### [Work to complete]
The answer must consist of the listing, reproduced exactly.

### [Input for this task]
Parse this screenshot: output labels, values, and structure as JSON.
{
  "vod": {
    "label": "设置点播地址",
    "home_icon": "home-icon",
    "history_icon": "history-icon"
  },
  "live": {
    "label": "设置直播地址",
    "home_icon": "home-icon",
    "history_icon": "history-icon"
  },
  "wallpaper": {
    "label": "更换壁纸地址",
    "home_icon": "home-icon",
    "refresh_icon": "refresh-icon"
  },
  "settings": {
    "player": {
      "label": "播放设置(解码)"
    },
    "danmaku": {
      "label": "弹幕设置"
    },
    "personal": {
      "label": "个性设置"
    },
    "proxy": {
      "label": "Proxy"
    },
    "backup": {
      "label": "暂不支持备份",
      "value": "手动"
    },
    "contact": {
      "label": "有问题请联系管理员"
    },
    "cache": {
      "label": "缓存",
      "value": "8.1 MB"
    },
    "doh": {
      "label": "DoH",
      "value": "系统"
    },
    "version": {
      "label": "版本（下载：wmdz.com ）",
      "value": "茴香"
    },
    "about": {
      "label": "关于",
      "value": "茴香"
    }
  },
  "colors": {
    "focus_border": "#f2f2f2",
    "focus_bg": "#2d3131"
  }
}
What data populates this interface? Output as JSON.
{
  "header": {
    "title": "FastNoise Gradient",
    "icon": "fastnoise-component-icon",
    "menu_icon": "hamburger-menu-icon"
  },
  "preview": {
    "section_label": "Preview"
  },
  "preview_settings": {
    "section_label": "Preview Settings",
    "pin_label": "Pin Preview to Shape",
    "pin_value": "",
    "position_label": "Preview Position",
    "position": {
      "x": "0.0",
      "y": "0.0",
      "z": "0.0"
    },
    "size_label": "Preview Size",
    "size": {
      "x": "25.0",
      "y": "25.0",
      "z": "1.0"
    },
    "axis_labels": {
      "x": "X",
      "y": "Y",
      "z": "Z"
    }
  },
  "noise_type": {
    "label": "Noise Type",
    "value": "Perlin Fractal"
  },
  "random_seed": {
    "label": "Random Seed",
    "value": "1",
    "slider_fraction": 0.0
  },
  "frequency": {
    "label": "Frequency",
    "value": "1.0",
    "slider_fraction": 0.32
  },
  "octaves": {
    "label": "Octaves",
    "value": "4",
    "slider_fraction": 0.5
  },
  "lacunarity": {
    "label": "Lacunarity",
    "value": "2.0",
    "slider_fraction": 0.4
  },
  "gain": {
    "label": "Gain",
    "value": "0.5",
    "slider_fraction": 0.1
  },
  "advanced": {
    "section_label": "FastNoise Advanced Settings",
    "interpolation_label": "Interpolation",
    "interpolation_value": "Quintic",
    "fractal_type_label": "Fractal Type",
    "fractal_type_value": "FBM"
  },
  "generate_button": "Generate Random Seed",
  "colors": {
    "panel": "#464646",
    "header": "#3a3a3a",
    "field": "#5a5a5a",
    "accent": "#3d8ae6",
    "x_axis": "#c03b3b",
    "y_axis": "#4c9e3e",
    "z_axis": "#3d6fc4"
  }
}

### [Result]
Parse this screenshot: output labels, values, and structure as JSON.
{
  "vod": {
    "label": "设置点播地址",
    "home_icon": "home-icon",
    "history_icon": "history-icon"
  },
  "live": {
    "label": "设置直播地址",
    "home_icon": "home-icon",
    "history_icon": "history-icon"
  },
  "wallpaper": {
    "label": "更换壁纸地址",
    "home_icon": "home-icon",
    "refresh_icon": "refresh-icon"
  },
  "settings": {
    "player": {
      "label": "播放设置(解码)"
    },
    "danmaku": {
      "label": "弹幕设置"
    },
    "personal": {
      "label": "个性设置"
    },
    "proxy": {
      "label": "Proxy"
    },
    "backup": {
      "label": "暂不支持备份",
      "value": "手动"
    },
    "contact": {
      "label": "有问题请联系管理员"
    },
    "cache": {
      "label": "缓存",
      "value": "8.1 MB"
    },
    "doh": {
      "label": "DoH",
      "value": "系统"
    },
    "version": {
      "label": "版本（下载：wmdz.com ）",
      "value": "茴香"
    },
    "about": {
      "label": "关于",
      "value": "茴香"
    }
  },
  "colors": {
    "focus_border": "#f2f2f2",
    "focus_bg": "#2d3131"
  }
}
What data populates this interface? Output as JSON.
{
  "header": {
    "title": "FastNoise Gradient",
    "icon": "fastnoise-component-icon",
    "menu_icon": "hamburger-menu-icon"
  },
  "preview": {
    "section_label": "Preview"
  },
  "preview_settings": {
    "section_label": "Preview Settings",
    "pin_label": "Pin Preview to Shape",
    "pin_value": "",
    "position_label": "Preview Position",
    "position": {
      "x": "0.0",
      "y": "0.0",
      "z": "0.0"
    },
    "size_label": "Preview Size",
    "size": {
      "x": "25.0",
      "y": "25.0",
      "z": "1.0"
    },
    "axis_labels": {
      "x": "X",
      "y": "Y",
      "z": "Z"
    }
  },
  "noise_type": {
    "label": "Noise Type",
    "value": "Perlin Fractal"
  },
  "random_seed": {
    "label": "Random Seed",
    "value": "1",
    "slider_fraction": 0.0
  },
  "frequency": {
    "label": "Frequency",
    "value": "1.0",
    "slider_fraction": 0.32
  },
  "octaves": {
    "label": "Octaves",
    "value": "4",
    "slider_fraction": 0.5
  },
  "lacunarity": {
    "label": "Lacunarity",
    "value": "2.0",
    "slider_fraction": 0.4
  },
  "gain": {
    "label": "Gain",
    "value": "0.5",
    "slider_fraction": 0.1
  },
  "advanced": {
    "section_label": "FastNoise Advanced Settings",
    "interpolation_label": "Interpolation",
    "interpolation_value": "Quintic",
    "fractal_type_label": "Fractal Type",
    "fractal_type_value": "FBM"
  },
  "generate_button": "Generate Random Seed",
  "colors": {
    "panel": "#464646",
    "header": "#3a3a3a",
    "field": "#5a5a5a",
    "accent": "#3d8ae6",
    "x_axis": "#c03b3b",
    "y_axis": "#4c9e3e",
    "z_axis": "#3d6fc4"
  }
}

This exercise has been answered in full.